Medtech Insight is part of Pharma Intelligence UK Limited

This site is operated by Pharma Intelligence UK Limited, a company registered in England and Wales with company number 13787459 whose registered office is 5 Howick Place, London SW1P 1WG. The Pharma Intelligence group is owned by Caerus Topco S.à r.l. and all copyright resides with the group.

This copy is for your personal, non-commercial use. For high-quality copies or electronic reprints for distribution to colleagues or customers, please call +44 (0) 20 3377 3183

Printed By


Risk Classification And The Device-Benefit Question: Cranial Electrotherapy Stimulators

This article was originally published in The Gray Sheet

Executive Summary

Companies are suspicious of FDA motivations in the drawn-out reclassification process for cranial electrotherapy stimulators. But the case also underscores how the agency's efforts to place devices in the appropriate risk category turns not only on the perceived safety of a device, but evidence supporting its benefits and the types of evidence the agency is comfortable accepting.

You may also be interested in...

FDA Issues Split Classification On Cranial Electrotherapy Stimulator Devices

The FDA has moved to finalize a proposed order that would allow cranial electrotherapy stimulator (CES) devices to be marketed via the 510(k) pathway to treat insomnia and anxiety but mandates PMAs for depression indications.

Electroconvulsive Therapy Devices: FDA Proposes 510(k), Special Controls

FDA is proposing to reclassify electroconvulsive therapy devices aimed at treating major depressive disorder to class II with special controls, but require PMAs for other indications. The proposal does not align with a 2011 FDA panel recommendation to keep ECTs for depression in the class III category and require PMAs.

Panel Recommends PMAs For Cranial Electrotherapy Stimulators

FDA’s Neurological Devices panel recommends that pre-amendment cranial electrotherapy stimulator devices should remain in class III, with PMA requirements, due to a lack of efficacy data.

Related Content


Latest Headlines
See All



Ask The Analyst

Ask the Analyst is free for subscribers.  Submit your question and one of our analysts will be in touch.

Your question has been successfully sent to the email address below and we will get back as soon as possible. my@email.address.

All fields are required.

Please make sure all fields are completed.

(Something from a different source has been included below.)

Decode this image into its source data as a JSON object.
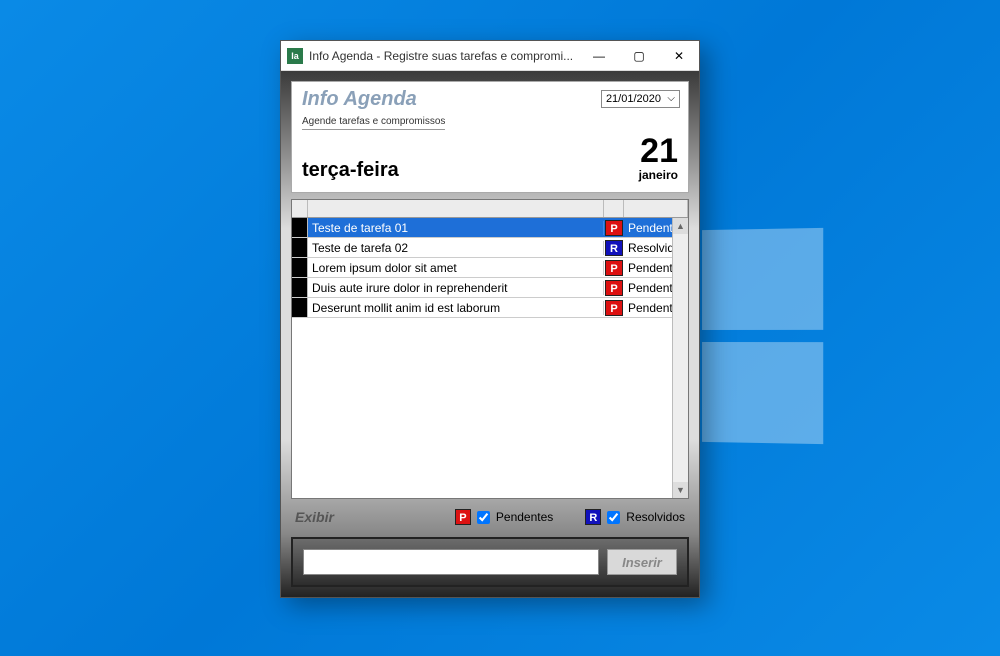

Please make sure you have filled out all fields

Please make sure you have filled out all fields

Please enter a valid e-mail address

Please enter a valid Phone Number

Ask your question to our analysts